  10. L. Alan Winters & Neil McCulloch & Andrew McKay, 2004. "Trade Liberalization and Poverty: The Evidence So Far," Journal of Economic Literature, American Economic Association, vol. 42(1), pages 72-115, March.
  11. Joseph Francois & Hans Van Meijl & Frank Van Tongeren, 2005. "Trade liberalization in the Doha Development Round," Economic Policy, CEPR;CES;MSH, vol. 20(42), pages 349-391, 04.
  12. McKitrick, Ross R., 1998. "The econometric critique of computable general equilibrium modeling: the role of functional forms," Economic Modelling, Elsevier, vol. 15(4), pages 543-573, October.
  13. T. D. Stanley, 2001. "Wheat from Chaff: Meta-analysis as Quantitative Literature Review," Journal of Economic Perspectives, American Economic Association, vol. 15(3), pages 131-150, Summer.
Full references (including those not matched with items on IDEAS)

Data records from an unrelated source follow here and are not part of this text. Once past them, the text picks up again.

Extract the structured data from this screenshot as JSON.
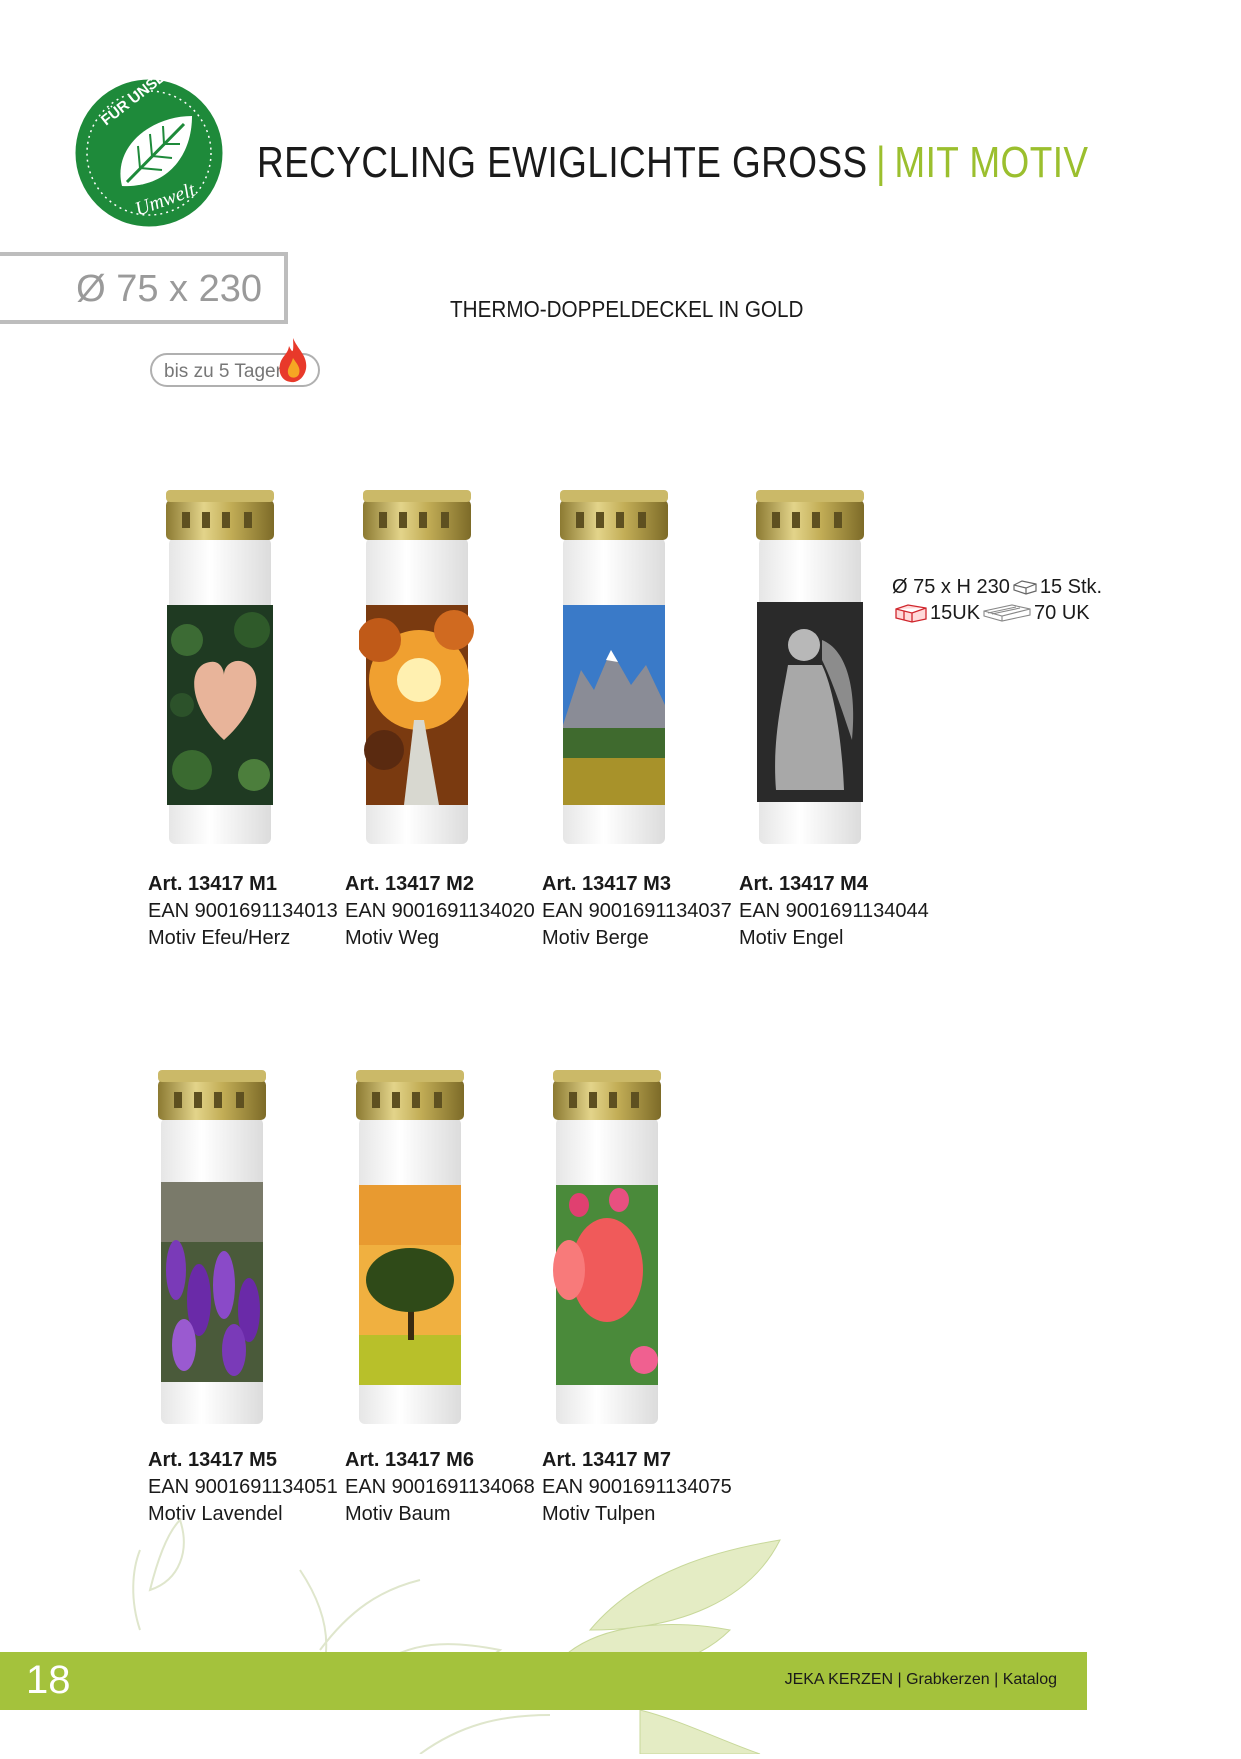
{
  "logo": {
    "top_text": "FÜR UNSERE",
    "bottom_text": "Umwelt",
    "color": "#1e8a3a"
  },
  "header": {
    "title": "RECYCLING EWIGLICHTE GROSS",
    "separator": "|",
    "subtitle": "MIT MOTIV"
  },
  "size_badge": "Ø 75 x  230",
  "burn_time": {
    "label": "bis zu 5 Tagen",
    "icon": "flame-icon"
  },
  "lid_note": "THERMO-DOPPELDECKEL IN GOLD",
  "packaging": {
    "dimension": "Ø 75 x H 230",
    "per_box": "15 Stk.",
    "per_layer": "15UK",
    "per_pallet": "70 UK"
  },
  "products": [
    {
      "art": "Art. 13417 M1",
      "ean": "EAN 9001691134013",
      "motif": "Motiv Efeu/Herz"
    },
    {
      "art": "Art. 13417 M2",
      "ean": "EAN 9001691134020",
      "motif": "Motiv Weg"
    },
    {
      "art": "Art. 13417 M3",
      "ean": "EAN 9001691134037",
      "motif": "Motiv Berge"
    },
    {
      "art": "Art. 13417 M4",
      "ean": "EAN 9001691134044",
      "motif": "Motiv Engel"
    },
    {
      "art": "Art. 13417 M5",
      "ean": "EAN 9001691134051",
      "motif": "Motiv Lavendel"
    },
    {
      "art": "Art. 13417 M6",
      "ean": "EAN 9001691134068",
      "motif": "Motiv Baum"
    },
    {
      "art": "Art. 13417 M7",
      "ean": "EAN 9001691134075",
      "motif": "Motiv Tulpen"
    }
  ],
  "footer": {
    "page_number": "18",
    "brand": "JEKA KERZEN | Grabkerzen | Katalog",
    "color": "#a4c23c"
  }
}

This item is not listed on Wikipedia, on a reading list or among the top items on IDEAS.

When requesting a correction, please mention this item's handle: RePEc:zbw:cegedp:67. See general information about how to correct material in RePEc.

For technical questions regarding this item, or to correct its authors, title, abstract, bibliographic or download information, contact: (ZBW - German National Library of Economics)

If you have authored this item and are not yet registered with RePEc, we encourage you to do it here. This allows to link your profile to this item. It also allows you to accept potential citations to this item that we are uncertain about.

If references are entirely missing, you can add them using this form.

If the full references list an item that is present in RePEc, but the system did not link to it, you can help with this form.

If you know of missing items citing this one, you can help us creating those links by adding the relevant references in the same way as above, for each refering item. If you are a registered author of this item, you may also want to check the "citations" tab in your profile, as there may be some citations waiting for confirmation.

Please note that corrections may take a couple of weeks to filter through the various RePEc services.

This information is provided to you by IDEAS at the Research Division of the Federal Reserve Bank of St. Louis using RePEc data.